BSDCan 2014
The Technical BSD Conference

Luigi Rizzo
Day Talks - Day 1 - Fri May 16 - 2014-05-16
Room Montpetit 202
Start time 10:00
Duration 01:00
ID 478
Event type Lecture
Track Hacking
Language used for presentation English

In-kernel OpenvSwitch on FreeBSD.

OpenvSwitch (OVS) is a very popular component for experimenting with Software Defined Networking. OVS is especially useful for interconnecting virtual machines, as it eases VM migration and reconfiguration of routing in the hosting provider.

In this paper we will discuss how we ported the in-kernel OVS dataplane to FreeBSD, using the original linux code with minimal modifications and suitable wrappers to build a FreeBSD kernel module, parse netlink messages and convert skbufs and mbufs.

Our module equals or exceeds the performance of the Linux one (reaching 600-700 Kpps with TAP interfaces). Our approach eases retaining feature parity as the original OVS is updated. This also includes much faster versions of OVS which we have in the works, using netmap/VALE as a dataplane.

Our work will also help porting further network-related kernel modules from Linux to FreeBSD, and provides a useful starting point for a complete, BSD-licensed version of the OVS dataplane.

OVS has two components: a userspace control plane, available for multiple platforms including FreeBSD; and a data plane in charge of moving packets around, with both userspace and kernel implementations. The in-kernel OVS dataplane, required to efficiently interconnect virtual machines, is a linux-only kernel subsystem.

With the obvious desire to provide FreeBSD with such as useful component, we looked at how to implement in-kernel OVS for FreeBSD, by reusing the Linux kernel code and building suitable adaptation layers.

As a result of our effort, we achieved a working FreeBSD openvswitchkernel module with approximately 1500 lines of new code, mostly to implement generic netlink sockets and netlink message parsing, and to convert between skbufs and mbufs. Modifications to the existing files were minimal and mainly to address compiler issues (unnamed unions; missing const qualifiers and printf format warnings) and disable a handful of unsupported features.

One might rightly question our approach: the original linux-OVS kernel code is only about 8000 lines, and a complete rewrite would be feasible and could be done under a BSD license.
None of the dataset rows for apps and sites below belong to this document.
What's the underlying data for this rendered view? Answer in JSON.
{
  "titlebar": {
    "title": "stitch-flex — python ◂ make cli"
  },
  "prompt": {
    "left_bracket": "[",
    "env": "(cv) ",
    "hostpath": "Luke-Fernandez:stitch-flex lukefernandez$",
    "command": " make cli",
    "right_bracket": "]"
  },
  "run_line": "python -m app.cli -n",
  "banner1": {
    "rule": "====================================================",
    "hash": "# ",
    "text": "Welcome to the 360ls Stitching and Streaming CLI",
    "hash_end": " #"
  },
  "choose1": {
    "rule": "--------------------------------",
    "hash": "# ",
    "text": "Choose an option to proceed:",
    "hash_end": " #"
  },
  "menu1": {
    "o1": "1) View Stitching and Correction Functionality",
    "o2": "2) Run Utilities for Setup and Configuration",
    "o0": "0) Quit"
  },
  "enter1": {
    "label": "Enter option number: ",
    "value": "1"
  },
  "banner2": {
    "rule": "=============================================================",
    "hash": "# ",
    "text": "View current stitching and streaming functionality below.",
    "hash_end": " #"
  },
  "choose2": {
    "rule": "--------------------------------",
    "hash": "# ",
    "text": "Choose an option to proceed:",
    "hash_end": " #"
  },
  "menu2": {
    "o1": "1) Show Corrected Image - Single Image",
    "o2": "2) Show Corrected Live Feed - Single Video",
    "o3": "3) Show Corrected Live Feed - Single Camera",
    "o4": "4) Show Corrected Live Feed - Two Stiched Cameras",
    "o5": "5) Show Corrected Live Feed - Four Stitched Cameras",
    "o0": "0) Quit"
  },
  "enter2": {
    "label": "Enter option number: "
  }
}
However, we believe that our choice was appropriate for a number of reasons: our module will support updates with almost no additional work, does not incur any performance penalty, helps testing the correctness of the userspace component of OVS, and provides a suitable starting point for a BSD-licensed version of the code for interested parties.

We are working with the OVS developers to integrate some of our changes, and we plan to release the code soon for use into FreeBSD, either as a port or as in-tree kernel component.

The full paper/presentation will discuss the internal architecture of the in-kernel OVS dataplane, including performance issues, and give more details on the porting infrastructure.